What needs to be done: The answer must consist of every line from the data that holds "true".

Top of Records supplied

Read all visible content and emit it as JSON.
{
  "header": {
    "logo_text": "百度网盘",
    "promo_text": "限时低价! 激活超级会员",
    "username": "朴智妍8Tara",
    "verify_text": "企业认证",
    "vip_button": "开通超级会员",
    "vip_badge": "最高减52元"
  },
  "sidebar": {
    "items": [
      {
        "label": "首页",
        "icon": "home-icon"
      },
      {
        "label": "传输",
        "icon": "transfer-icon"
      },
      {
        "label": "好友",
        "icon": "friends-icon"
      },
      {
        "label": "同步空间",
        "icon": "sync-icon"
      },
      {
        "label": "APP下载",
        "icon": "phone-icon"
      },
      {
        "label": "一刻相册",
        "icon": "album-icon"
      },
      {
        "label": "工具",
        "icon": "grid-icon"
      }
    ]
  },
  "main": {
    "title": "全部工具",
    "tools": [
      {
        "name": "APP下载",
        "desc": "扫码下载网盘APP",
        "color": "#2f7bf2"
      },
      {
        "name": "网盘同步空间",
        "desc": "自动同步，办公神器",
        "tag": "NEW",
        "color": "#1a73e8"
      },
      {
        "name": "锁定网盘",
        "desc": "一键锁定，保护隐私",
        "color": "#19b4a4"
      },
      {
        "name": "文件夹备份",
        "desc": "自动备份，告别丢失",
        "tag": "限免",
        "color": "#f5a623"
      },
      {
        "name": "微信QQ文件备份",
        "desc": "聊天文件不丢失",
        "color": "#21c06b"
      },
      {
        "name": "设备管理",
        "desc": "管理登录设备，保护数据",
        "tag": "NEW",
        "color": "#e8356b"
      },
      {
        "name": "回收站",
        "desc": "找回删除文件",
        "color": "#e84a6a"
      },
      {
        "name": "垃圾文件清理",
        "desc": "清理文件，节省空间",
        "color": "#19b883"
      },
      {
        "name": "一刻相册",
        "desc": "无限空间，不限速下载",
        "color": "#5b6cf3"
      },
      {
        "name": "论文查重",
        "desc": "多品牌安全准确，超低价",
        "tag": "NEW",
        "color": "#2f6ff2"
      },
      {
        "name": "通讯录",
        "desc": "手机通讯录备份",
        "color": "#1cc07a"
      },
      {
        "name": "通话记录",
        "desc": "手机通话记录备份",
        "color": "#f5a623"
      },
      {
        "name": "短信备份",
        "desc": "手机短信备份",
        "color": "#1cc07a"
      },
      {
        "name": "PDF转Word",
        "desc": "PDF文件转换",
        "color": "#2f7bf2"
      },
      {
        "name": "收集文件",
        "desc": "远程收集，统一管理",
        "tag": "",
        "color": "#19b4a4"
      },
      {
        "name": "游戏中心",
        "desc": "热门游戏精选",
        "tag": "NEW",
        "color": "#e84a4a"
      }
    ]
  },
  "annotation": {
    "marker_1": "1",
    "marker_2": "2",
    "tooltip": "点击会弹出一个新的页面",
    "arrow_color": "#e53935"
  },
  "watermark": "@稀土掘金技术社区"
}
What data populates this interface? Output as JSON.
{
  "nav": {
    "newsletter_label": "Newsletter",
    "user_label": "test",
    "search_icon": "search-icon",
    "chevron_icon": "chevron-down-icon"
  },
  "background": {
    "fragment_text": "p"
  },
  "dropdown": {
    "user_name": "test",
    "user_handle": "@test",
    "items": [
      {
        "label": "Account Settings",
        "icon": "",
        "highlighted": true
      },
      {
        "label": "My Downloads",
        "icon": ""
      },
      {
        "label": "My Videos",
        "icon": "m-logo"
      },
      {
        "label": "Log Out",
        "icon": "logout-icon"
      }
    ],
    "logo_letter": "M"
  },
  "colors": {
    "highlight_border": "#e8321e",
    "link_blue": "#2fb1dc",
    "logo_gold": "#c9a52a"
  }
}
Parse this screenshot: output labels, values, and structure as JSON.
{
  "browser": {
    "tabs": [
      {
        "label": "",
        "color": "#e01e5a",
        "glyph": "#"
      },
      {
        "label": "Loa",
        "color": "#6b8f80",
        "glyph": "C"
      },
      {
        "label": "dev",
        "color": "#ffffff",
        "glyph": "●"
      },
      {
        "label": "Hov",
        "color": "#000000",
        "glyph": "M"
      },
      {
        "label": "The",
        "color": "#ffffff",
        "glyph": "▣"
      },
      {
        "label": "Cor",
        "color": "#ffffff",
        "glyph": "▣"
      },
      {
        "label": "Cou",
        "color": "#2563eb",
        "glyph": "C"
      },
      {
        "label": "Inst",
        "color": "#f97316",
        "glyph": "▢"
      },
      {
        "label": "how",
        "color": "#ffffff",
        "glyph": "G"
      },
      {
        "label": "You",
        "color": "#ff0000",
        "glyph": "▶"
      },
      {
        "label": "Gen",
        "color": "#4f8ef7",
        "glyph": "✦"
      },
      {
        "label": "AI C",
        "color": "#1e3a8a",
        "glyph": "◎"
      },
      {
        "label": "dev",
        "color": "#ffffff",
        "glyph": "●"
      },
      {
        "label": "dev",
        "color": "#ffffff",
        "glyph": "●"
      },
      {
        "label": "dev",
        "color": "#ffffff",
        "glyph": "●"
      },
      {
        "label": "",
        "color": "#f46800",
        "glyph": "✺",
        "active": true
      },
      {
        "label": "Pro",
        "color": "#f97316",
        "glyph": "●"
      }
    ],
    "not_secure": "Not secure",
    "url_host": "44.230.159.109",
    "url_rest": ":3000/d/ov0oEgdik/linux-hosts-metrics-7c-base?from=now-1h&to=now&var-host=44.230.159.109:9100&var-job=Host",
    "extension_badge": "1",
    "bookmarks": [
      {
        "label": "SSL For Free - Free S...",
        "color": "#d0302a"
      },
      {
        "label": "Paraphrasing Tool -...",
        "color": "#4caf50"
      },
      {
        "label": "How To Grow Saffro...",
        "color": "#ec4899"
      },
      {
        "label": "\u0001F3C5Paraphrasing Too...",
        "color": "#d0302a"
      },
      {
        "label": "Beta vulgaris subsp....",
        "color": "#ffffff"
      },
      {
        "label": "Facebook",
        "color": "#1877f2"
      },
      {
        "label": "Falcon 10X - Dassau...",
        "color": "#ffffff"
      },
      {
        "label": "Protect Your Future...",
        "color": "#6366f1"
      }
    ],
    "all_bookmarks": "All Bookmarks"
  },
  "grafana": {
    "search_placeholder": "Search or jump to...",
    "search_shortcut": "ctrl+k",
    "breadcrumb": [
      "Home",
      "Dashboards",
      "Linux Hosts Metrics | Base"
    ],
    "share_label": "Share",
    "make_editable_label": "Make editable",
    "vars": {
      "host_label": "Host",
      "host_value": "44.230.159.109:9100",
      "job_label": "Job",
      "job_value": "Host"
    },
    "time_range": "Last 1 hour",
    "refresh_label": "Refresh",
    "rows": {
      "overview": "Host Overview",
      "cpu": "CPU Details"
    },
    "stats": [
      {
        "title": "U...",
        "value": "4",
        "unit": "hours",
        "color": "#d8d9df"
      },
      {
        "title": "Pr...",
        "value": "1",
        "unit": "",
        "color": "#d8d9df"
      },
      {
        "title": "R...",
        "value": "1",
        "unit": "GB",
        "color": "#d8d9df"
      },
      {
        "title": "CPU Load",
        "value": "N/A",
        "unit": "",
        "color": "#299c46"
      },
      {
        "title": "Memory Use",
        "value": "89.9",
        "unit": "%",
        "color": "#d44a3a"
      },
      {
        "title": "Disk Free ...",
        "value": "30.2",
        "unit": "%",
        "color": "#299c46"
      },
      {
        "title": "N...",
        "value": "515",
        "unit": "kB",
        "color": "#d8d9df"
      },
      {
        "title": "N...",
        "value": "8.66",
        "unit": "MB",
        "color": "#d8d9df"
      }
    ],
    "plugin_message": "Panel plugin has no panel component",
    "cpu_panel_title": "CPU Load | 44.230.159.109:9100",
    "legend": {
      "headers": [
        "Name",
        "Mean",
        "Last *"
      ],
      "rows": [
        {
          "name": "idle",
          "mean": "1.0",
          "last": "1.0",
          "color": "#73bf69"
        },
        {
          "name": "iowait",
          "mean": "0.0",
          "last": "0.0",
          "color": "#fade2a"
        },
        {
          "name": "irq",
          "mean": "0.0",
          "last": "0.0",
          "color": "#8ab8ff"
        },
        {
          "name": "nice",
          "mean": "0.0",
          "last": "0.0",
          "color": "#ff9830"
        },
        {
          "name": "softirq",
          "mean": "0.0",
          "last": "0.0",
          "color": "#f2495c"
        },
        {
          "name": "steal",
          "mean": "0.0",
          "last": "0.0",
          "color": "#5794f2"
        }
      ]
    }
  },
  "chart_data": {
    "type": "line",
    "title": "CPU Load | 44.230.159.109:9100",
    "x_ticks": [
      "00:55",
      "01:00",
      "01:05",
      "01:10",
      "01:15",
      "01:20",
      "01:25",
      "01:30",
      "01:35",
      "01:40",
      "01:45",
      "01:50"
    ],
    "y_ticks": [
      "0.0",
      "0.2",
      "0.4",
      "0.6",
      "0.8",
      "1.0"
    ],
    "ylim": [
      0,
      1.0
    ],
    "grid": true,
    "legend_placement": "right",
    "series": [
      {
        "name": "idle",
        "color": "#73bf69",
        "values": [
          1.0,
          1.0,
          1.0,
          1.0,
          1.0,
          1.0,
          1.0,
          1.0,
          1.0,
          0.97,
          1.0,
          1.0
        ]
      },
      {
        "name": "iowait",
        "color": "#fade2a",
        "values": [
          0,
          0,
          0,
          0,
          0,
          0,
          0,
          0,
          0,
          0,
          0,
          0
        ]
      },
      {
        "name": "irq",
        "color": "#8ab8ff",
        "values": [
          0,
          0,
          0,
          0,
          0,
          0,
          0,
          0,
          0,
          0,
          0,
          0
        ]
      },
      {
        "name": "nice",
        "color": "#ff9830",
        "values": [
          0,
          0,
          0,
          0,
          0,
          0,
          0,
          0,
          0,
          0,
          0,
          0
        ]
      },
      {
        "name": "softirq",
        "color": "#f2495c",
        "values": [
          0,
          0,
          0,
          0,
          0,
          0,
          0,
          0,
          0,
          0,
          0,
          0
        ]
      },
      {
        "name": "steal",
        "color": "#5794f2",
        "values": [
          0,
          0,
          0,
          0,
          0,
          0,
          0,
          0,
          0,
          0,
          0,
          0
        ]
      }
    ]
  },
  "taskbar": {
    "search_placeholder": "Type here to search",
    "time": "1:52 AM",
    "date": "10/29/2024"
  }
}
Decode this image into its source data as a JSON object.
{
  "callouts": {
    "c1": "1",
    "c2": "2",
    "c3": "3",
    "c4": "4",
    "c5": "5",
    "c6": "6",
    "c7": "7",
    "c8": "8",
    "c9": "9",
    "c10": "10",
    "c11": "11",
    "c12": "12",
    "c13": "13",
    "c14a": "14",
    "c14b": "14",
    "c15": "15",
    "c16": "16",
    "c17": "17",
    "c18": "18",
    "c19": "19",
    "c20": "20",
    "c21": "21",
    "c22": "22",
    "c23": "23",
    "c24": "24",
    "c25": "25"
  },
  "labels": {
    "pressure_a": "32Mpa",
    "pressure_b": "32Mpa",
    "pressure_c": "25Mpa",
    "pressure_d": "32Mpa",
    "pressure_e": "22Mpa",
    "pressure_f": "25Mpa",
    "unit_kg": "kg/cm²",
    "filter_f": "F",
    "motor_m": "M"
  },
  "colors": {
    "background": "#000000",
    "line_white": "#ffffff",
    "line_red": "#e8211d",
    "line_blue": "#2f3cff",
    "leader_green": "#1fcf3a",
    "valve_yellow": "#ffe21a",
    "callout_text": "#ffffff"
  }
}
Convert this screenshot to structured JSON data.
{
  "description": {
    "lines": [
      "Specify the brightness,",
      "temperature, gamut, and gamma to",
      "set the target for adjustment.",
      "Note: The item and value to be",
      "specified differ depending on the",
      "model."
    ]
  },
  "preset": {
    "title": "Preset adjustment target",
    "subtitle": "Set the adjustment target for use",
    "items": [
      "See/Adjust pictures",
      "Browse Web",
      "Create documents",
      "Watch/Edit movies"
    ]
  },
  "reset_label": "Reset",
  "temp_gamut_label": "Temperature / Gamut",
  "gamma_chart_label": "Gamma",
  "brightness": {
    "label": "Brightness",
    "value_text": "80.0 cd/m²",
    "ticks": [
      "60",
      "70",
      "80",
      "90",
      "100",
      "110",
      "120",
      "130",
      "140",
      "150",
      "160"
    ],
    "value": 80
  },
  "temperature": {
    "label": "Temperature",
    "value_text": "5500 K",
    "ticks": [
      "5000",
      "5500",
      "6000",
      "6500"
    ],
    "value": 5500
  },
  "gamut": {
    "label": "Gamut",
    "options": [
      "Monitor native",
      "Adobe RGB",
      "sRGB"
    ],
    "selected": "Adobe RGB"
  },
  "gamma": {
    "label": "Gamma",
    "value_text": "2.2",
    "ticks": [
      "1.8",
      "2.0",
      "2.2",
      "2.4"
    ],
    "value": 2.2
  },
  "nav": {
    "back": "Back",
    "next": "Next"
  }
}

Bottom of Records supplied

Output below:
        "highlighted": true
        "active": true
    "grid": true,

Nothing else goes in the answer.